All that safety technology makes the S60 a fairly heavy car, but luckily this doesn’t upset the handling. The S60 can carve through a corner with the same precision and grace as its competitors. This is in part due to the all-wheel drive system which will kick in if any wheel slippage is detected. The thing is though, as good as the suspension is, it can get even better if you dig through about a million menus and submenus. There you’ll find a “sport mode” for the stability control. This means that the point where the traction control kicks in becomes more tolerable and it turns off all the electric nannies. And believe it or not, it enables you to do spectacular tail slides and even donuts in the snow. The suspension has been reworked from Polestar which means lots of stability and that planted feel which gives confidence to the driver to push it harder, which the S60 is happily obliged to do.
At this point it may seem like I’m gushing about the S60 and I admit that I am. It’s an attractive, well-thought, safe, comfortable, performance driven, unique sports sedan that I honestly fell in love with and thus, had a tough time handing back the keys. I became quite smitten. In fact, I was convinced this was going to be my new daily driver. There is seemingly no faults at all, right? Wrong.

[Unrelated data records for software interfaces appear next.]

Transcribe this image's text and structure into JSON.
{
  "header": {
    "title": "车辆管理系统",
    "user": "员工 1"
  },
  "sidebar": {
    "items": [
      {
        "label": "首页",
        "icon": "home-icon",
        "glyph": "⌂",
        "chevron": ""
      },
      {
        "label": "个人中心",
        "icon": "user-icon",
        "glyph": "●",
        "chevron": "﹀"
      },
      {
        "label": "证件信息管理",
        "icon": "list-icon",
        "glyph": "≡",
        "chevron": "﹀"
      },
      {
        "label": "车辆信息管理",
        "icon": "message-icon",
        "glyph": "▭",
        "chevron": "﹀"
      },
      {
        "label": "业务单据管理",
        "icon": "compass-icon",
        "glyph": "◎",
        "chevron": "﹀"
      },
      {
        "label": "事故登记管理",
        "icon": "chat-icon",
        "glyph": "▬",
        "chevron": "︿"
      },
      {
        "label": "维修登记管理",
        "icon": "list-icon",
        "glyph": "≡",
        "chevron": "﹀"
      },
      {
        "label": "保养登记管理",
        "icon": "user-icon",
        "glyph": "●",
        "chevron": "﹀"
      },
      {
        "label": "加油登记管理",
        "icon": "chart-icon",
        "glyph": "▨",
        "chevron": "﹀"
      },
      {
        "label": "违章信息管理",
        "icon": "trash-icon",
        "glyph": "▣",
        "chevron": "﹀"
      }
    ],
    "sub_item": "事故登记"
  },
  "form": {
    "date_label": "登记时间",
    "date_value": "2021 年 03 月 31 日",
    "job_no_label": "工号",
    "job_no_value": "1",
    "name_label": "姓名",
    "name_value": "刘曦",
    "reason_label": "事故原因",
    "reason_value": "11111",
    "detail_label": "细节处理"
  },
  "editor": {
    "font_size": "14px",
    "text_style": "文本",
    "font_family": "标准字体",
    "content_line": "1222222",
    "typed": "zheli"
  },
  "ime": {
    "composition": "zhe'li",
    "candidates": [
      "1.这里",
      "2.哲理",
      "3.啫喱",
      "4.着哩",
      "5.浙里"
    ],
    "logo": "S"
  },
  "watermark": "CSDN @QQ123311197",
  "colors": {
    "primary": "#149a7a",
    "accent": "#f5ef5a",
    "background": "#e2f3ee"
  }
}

There’s one and unfortunately for me it’s a big one.
The S60 R-Design, or any S60 of any trim level for that matter, does not come with a manual transmission. For me, this is an absolute necessity if I’m going to plunk down this kind of money for a performance car. In fact, I was ready to put my money where my mouth is and put down a deposit for a brand new S60 R-Design and trade in my current vehicle. I realize and understand that it may be tough for Volvo to make a business case for an S60 with a third pedal, they never did sell a lot of manual transmission cars, but I’m sorry, if Volvo truly wishes to become competitive with the likes of BMW, Audi and Infiniti (and Volvo is not secretive about wanting to be mentioned amongst those brands) then they must offer this car with a manual transmission, at least as an option. If BMW, Audi and Infiniti can offer a manual transmission in their sports sedans, Volvo can too. And I implore them to. Because if they do, I’m sold. But unfortunately for now there is no manual transmission and unfortunately it’s the reason why I can’t give the S60 R-Design a perfect rating. However, if you’re the type that can overlook the lack of a third pedal, there’s absolutely no reason why the S60 R-Design shouldn’t be on your shopping list. It does just as well as its rivals from BMW and Audi, but does it for way cheaper.
Unfortunately for Volvo, that may mean giving up on the shock value of attractive styling because now instead of people saying “THAT’S a Volvo?!” they’ll be saying “what the hell was that?” wondering what it was that just blew away from them at the lights.
Base Price: $50,325
- Gorgeous eye-catching styling
- Well laid out, quality interior
- Insanely comfy seats
- Powerful, smooth engine
- Excellent handling
- Comfortable and luxurious feeling for daily driving
- Sports sedan capable when pushed
- Lots of good safety technology standard
- No six-speed manual offered